There was an active pace to touring India. Our minds were racing with all the visual stimuli. On one hand, there were moments of peaceful reflection and on another hand, there was an intensity to the touristic learning process. Because we didn’t know what to expect, really, it made the journey very captivating. Being the second most populated country in the world, it is no wonder the pulse of this land would be so intense. The vivid imagery might have “hit our retinas” initially, but it felt like we had to delay what we felt and comprehended later on in the day. Our tour guide pointed out nuances about the Indian lifestyle and we were so relieved that he did because as we drove past something, we could’ve missed some details–because there was so much to look at!
An outdoor “barber shop” happening in the middle of a fruit stand market was priceless. I admired how the Indian people embraced the outdoors. It seemed like everyone was outside most of the time which stood out to me because in America, it seems like we are indoors so much. Sometimes it was hard to decipher the activity among the scenery. It was challenging for me to avoid looking at the pollution and debris. Although I have seen it before in other countries, it was very much of some landscapes here. Another detail that stood out to me was the multigenerational quality to the Indian lifestyle. Like many other cultures, the old and young are together frequently. This is very common to me since I grew up in a multigenerational household. The adults and children worked together. I observed the children learning from the adults, yet, still playing with their peers and siblings. As someone who evaluates children and young adults for psychoeducational reasons, I think about this cooperative environment and have so many questions about it. I think about their “outdoor classroom” and what emotional stability it must provide. Washing a cow with their peers is a hands-on learning activity that American students would have to go on a field trip to experience! (unless they live on a farm.) The women’s work was so physical! I admired their strength and grace. I might have known, factually, that millions of women carry things on their heads but to see it in person is really stunning. Physical labor in dresses! Another detail we don’t see back home.

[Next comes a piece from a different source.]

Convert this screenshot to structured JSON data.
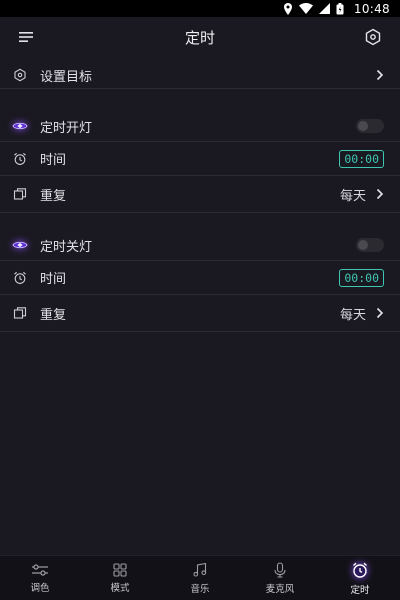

Physical labor, feminine dressing and graceful smiles, no matter what the load is that they carry! We saw this “pulse of India” on the Golden Triangle tour of Dehli-Agra- Jaipur and then on down to Udaipur. I am still processing what we envisioned in India. It is what makes India a journey and not just a trip. The heartbeat and pulse of this exotic country is truly unique!
© A Magic Carpet Ride by Gina MIchalopulos Kingsley
photos by Gina Michalopulos Kingsley